A card that permits a person to use medical marijuana in another state can’t make drug charges in Minnesota go up in smoke, the state Court of Appeals ruled Tuesday.
In December 2011, Jeffrey Thiel was stopped by a state trooper in Itasca County for speeding. After the trooper smelled marijuana, two Mason jars containing the drug were found in his vehicle. Thiel was charged with fifth-degree possession of a controlled substance.
Before his trial in Itasca County District Court, Thiel tried to have the drug evidence suppressed on the grounds that the search was unreasonable and unconstitutional.
Thiel, now 31, also argued that he had a right to introduce as evidence his medical marijuana card from California, which permitted him to possess and use the drug for a medical purpose. That card allowed him to grow 99 plants and to possess 19 pounds of processed marijuana yearly to control chronic pain from injuries and surgeries.
But the prosecution argued that the card was irrelevant and would confuse the jury.
The District Court ruled the card irrelevant and inadmissible. Thiel was found guilty, and court records show he has spent six months in jail in connection to the case.
The Court of Appeals pointed out that Minnesota didn’t allow marijuana for medical use at the time of Thiel’s arrest and ruled that Minnesota need not incorporate California’s decision to permit medical use. A defense based on medical necessity isn’t available in Minnesota for a defendant charged with a controlled-substance crime, the court said.

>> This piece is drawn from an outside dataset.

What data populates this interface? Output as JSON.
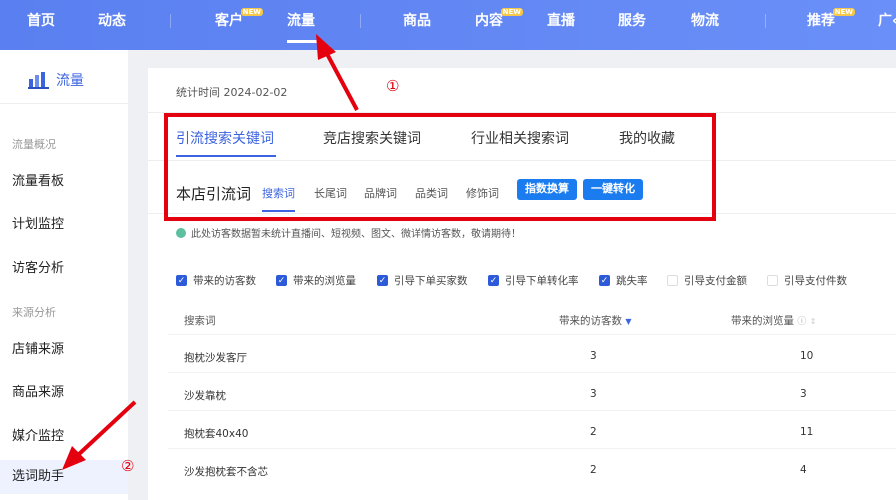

“Although [Thiel’s] testimony may have helped explain his conduct to a jury, it would have not excused his conduct, and also would have served to confuse and mislead the jury,” the court wrote.
No link to new law
As the case played out, the Legislature passed a law this year allowing limited medical use of marijuana. The law, which Gov. Mark Dayton plans to sign this week, allows access to the drug for about 5,000 Minnesotans with conditions that include cancer, epilepsy and HIV/AIDS.
With a health care provider’s permission, those patients will enroll in a patient registry that will allow the state Department of Health to monitor their progress. The drug will be available only in pill or oil forms, with smoking not allowed and access to the drug in its plant form forbidden.
Thiel, whose most current driver’s license lists the north metro city of St. Francis as his address, has several convictions in Minnesota, including minor drug and driving offenses. No information was available Tuesday on when he lived in California and under what circumstances he obtained the card.
Pot hidden in vehicle
In the December 2011 case, the trooper detected a “strong” and “overwhelming” odor of marijuana coming from the vehicle.
Thiel denied that he had any drugs in his vehicle and passed a field sobriety test. After running a driver’s license check, the trooper learned that Thiel had been stopped several months earlier and that the officer involved in that stop had also noticed a strong smell of marijuana.
The trooper called for a canine sniffing team. Two jars with marijuana were found under the hood and in the door seam on the driver’s side.
The Appeals Court ruled that the search was reasonable, and that law enforcement acted diligently and reasonably in investigating the situation and conducting the search. It also said that the District Court didn’t abuse its discretion by excluding Thiel’s testimony about his California card.